It needs to be both sticky and just thick enough to hold the pebble you have chosen. Too thick and the pebble can disappear, too thin and it will hit the coat underneath and bounce off.

As with “smooth” rendering, where he makes any joint, if he has to come back next day is just as important. They will show just as much with pebbledash.

SO

Lets assume your brickwork is exfoliating (it’s called “spalling if you’re a builder), it’s when frost is causing the fronts of the bricks to fall off. So you want the whole wall rendered.


Questions to ask the roofer during his quotation visit.



(Working from the wall outwards)

Will you first prepare the bricks by removing all the existing loose bits?


Will you rake out the pointing to about ½” (12mm) to provide a key for the render?


Will you prime (and seal) the brickwork with dilute PVA?


Will you then apply stronger PVA just before applying the first coat?


What type of sand will you be using?


How will you be forming corners and window and door reveals?
Really they should make rounded corners as they go. They could use edging beads but if they do, make sure they’re stainless ones, set in place with their mortar, prior to starting rendering.


What strength will the first coat be?
If the wall is Victorian red or yellow “stock” bricks this should be 4:1. If the wall is 1930’s “common” “facing” bricks, 3:1 is better.


Will you be scratching and waterproofing the first coat?


Will you apply strong PVA just before applying the second coat?
This won’t need sealing, there should be no dust.


What strength will the second coat be?
4:5:1 for the “stocks”.
4:1 for the “commons”


Will you be adding waterproofer to the finish coat?
This will help him after all.


Which waterproofer will you use and how much is a 5 litre tub?


Where will you make the joints between areas of render?
Unless he arrives mob handed, each coat can’t be “laid on”, all round the house in one go. This isn’t important except for the final coat.
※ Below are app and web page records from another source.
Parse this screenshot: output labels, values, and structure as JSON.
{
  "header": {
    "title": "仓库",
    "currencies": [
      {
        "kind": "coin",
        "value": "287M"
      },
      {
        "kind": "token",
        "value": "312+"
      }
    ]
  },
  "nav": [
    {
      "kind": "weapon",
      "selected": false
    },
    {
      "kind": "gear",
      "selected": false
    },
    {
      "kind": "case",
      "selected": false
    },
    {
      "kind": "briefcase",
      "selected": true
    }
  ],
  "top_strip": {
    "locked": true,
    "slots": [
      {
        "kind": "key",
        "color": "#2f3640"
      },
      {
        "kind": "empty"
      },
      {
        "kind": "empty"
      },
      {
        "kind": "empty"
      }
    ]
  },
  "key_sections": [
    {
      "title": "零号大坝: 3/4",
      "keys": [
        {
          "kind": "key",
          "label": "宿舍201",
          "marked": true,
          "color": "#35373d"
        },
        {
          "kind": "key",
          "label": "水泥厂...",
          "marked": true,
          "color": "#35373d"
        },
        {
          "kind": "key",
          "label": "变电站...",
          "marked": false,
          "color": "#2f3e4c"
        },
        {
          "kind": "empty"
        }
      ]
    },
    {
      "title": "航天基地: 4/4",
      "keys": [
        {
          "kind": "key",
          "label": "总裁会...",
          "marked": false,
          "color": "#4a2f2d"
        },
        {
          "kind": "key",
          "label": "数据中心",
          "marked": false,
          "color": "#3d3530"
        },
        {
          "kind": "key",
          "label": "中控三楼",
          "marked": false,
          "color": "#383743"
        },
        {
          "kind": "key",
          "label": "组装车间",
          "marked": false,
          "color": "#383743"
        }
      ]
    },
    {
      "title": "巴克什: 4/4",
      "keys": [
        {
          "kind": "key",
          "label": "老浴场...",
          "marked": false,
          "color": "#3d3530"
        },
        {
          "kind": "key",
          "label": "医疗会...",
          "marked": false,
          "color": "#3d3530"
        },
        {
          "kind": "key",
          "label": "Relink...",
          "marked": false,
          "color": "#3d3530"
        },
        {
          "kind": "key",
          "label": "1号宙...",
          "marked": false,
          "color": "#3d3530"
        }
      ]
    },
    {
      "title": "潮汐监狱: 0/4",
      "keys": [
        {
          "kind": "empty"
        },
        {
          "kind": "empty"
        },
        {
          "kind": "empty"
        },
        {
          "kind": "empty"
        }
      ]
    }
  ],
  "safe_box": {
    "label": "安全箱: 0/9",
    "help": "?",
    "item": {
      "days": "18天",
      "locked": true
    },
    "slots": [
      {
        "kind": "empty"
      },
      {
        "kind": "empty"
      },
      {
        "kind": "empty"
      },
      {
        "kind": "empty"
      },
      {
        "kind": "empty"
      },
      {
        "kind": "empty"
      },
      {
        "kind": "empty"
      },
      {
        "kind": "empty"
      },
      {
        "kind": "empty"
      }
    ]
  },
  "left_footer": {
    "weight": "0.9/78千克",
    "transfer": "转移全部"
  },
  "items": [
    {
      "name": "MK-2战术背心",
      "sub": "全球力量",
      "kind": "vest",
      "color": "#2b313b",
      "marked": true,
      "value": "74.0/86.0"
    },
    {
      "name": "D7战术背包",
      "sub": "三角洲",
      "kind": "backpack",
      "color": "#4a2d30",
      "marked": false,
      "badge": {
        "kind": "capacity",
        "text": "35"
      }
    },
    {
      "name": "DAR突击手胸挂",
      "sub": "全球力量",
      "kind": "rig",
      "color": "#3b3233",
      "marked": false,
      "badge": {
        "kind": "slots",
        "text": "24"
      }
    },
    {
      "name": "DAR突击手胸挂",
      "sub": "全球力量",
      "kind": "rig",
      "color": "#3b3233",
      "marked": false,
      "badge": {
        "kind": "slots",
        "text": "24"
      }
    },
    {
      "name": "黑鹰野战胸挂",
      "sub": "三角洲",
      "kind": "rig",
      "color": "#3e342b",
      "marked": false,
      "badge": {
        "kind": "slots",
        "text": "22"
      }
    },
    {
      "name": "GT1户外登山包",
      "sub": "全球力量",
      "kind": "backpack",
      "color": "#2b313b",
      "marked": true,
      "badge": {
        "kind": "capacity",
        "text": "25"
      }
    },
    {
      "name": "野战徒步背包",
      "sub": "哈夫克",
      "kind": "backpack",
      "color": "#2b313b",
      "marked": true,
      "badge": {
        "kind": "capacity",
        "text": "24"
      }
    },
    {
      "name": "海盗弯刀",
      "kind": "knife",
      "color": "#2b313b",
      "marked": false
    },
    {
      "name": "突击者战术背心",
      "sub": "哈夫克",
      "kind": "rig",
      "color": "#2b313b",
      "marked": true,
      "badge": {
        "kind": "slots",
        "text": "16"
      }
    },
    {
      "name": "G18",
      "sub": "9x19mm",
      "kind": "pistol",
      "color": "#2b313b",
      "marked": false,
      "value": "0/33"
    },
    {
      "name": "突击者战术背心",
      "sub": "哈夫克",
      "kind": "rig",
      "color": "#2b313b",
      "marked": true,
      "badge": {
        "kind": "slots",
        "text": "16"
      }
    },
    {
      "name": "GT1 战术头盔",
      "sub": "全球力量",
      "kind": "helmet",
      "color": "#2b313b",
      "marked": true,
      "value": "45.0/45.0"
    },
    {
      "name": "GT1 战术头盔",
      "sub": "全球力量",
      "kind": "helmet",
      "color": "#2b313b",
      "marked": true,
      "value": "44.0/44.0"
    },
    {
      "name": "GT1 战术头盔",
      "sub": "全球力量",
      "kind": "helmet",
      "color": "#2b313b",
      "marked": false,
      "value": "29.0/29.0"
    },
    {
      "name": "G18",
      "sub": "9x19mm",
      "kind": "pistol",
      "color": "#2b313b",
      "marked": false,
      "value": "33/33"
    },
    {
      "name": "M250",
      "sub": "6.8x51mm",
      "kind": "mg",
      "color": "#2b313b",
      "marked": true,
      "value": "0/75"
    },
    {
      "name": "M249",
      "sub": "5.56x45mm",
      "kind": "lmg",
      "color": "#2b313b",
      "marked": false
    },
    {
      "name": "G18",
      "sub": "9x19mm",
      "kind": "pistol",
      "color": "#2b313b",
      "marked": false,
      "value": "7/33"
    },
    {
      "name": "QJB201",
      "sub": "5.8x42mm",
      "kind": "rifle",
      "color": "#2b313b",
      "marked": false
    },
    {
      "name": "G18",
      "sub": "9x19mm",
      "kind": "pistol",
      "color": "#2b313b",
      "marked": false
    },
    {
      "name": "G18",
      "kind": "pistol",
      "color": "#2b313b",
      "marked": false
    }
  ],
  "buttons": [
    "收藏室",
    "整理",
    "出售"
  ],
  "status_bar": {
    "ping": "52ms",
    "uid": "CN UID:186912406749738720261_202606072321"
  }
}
He will want to work on each “lift” (or level) of scaffolding at a time. This will mean two or three, horizontal layers of render around each wall of the house. No matter how good he is, the joints between these layers will show as soon as the scaffolding comes down, even if its been painted. You will not be happy with this!
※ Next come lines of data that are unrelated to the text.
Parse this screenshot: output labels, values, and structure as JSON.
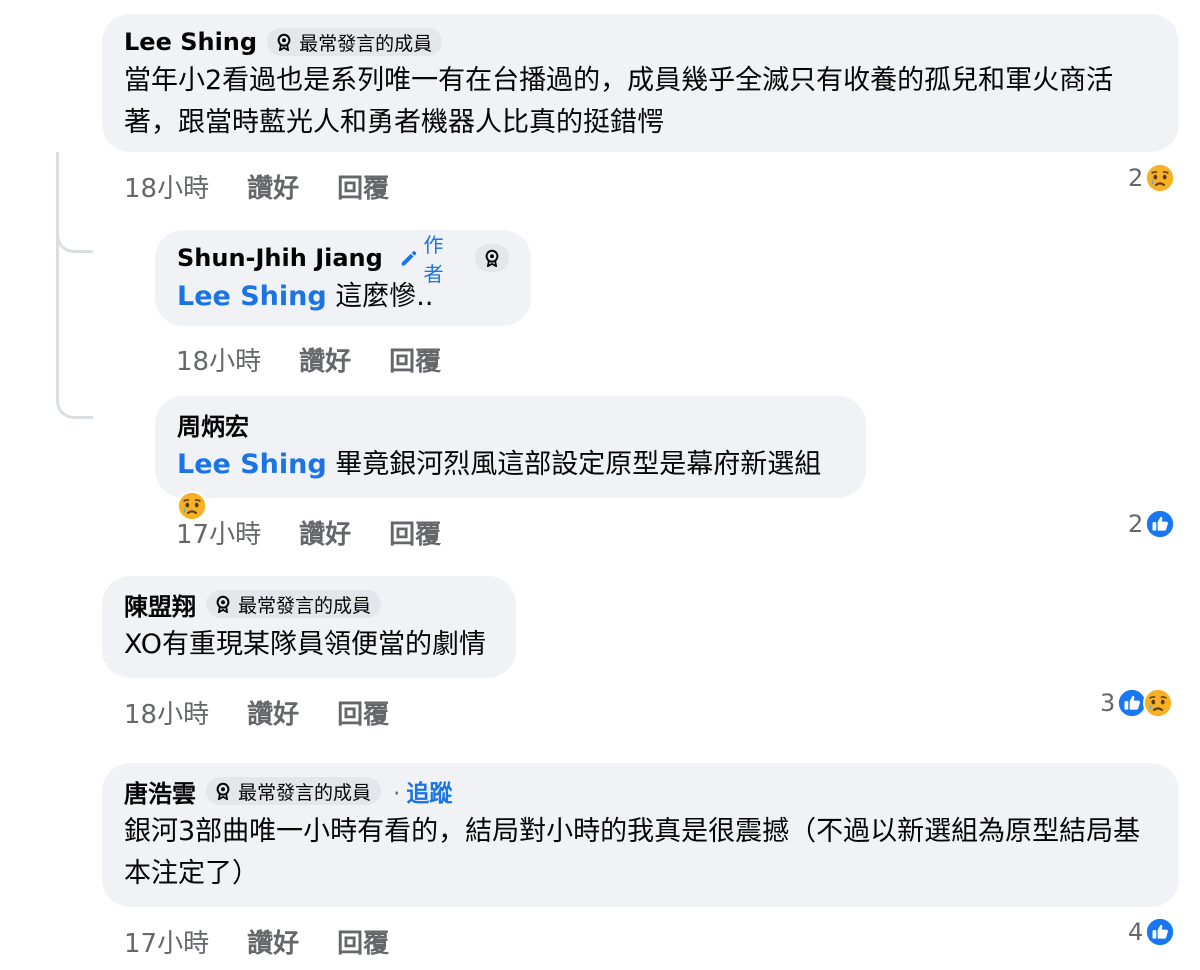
{
  "comments": [
    {
      "name": "Lee Shing",
      "badge": "最常發言的成員",
      "text": "當年小2看過也是系列唯一有在台播過的，成員幾乎全滅只有收養的孤兒和軍火商活著，跟當時藍光人和勇者機器人比真的挺錯愕",
      "time": "18小時",
      "like": "讚好",
      "reply": "回覆",
      "reaction_count": "2"
    },
    {
      "name": "Shun-Jhih Jiang",
      "author_label": "作者",
      "mention": "Lee Shing",
      "text": "這麼慘..",
      "time": "18小時",
      "like": "讚好",
      "reply": "回覆"
    },
    {
      "name": "周炳宏",
      "mention": "Lee Shing",
      "text": "畢竟銀河烈風這部設定原型是幕府新選組",
      "time": "17小時",
      "like": "讚好",
      "reply": "回覆",
      "reaction_count": "2"
    },
    {
      "name": "陳盟翔",
      "badge": "最常發言的成員",
      "text": "XO有重現某隊員領便當的劇情",
      "time": "18小時",
      "like": "讚好",
      "reply": "回覆",
      "reaction_count": "3"
    },
    {
      "name": "唐浩雲",
      "badge": "最常發言的成員",
      "follow": "追蹤",
      "text": "銀河3部曲唯一小時有看的，結局對小時的我真是很震撼（不過以新選組為原型結局基本注定了）",
      "time": "17小時",
      "like": "讚好",
      "reply": "回覆",
      "reaction_count": "4"
    }
  ],
  "icons": {
    "badge": "award-icon",
    "author": "pencil-icon",
    "like_reaction": "like-reaction-icon",
    "sad_reaction": "sad-reaction-icon"
  },
  "colors": {
    "bubble": "#f0f2f5",
    "link": "#1b74e4",
    "meta": "#65676b",
    "like_blue": "#1877f2",
    "sad_yellow": "#f7b125"
  }
}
What he should do with the final coat is this:
Work in vertical bands (not horizontal ones) and have 1 man per lift “laying on” the final coat. This way they work above and below each other across each wall ignoring the horizontal scaffolding levels, finishing the surface as they go, so they shouldn’t have to go back on themselves. This will always leave any stopping point (when they go home for their teas) as a vertical line.

This is easier to deal with, as its right in front of their face (as opposed to being at the level of their boots, hidden by the scaffold boards). If they have to come back and continue next day and they have stopped behind a down pipe or the toilet waste pipe which are vertical, they can begin again from behind the pipe and the joint will be hidden.
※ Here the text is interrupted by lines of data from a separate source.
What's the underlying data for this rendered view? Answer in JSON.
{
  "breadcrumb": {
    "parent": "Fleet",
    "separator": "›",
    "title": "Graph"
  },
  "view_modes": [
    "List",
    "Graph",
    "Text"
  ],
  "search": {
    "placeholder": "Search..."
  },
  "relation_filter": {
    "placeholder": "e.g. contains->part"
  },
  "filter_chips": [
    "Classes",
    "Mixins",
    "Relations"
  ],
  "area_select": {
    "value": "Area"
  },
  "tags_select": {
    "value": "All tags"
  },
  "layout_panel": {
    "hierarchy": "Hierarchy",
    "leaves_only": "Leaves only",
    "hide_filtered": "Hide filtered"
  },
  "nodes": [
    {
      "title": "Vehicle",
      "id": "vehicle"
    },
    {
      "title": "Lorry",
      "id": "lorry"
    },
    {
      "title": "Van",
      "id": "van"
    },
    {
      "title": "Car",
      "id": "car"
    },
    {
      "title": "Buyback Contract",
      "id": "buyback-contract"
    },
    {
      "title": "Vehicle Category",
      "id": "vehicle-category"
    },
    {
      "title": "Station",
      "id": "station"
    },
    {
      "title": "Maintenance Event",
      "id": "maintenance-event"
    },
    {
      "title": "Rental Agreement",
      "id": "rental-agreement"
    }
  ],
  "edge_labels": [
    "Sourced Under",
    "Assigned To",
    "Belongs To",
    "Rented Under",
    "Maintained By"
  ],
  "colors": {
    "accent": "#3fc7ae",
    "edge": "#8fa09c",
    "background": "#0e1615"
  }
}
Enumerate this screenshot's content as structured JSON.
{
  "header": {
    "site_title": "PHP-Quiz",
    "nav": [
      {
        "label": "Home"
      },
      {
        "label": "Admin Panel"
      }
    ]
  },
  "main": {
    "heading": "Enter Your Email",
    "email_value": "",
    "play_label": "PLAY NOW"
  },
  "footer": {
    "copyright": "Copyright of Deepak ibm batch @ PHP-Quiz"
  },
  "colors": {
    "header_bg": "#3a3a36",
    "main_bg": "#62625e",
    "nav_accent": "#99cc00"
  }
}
What they must not do is stop at the point of a corner. Future wall movement will exacerbate any potential cracking here. If they can’t stop at a pipe, then the short bit of vertical wall between first and ground floor windows can be used.


How will you finish the surface, trowelled smooth or “sponged”?
Both are fine, both can be painted.


Will you take the time to clear up properly?
Getting the slopped PVA off the window frames and glass. The dust (from knocking out the pointing) off your’s and your neighbour’s paths and windows and cars. The dropped mortar off your paths and garden. The incidental mortar off your window frames, porch roof, down pipes, garden furniture, etc. The stains off your patio where they mixed up the mortar……… HAVE YOU GOT THE MESSAGE ? And the scaffolders haven’t wreaked havoc taking that down yet!





A-Z of Job Pricing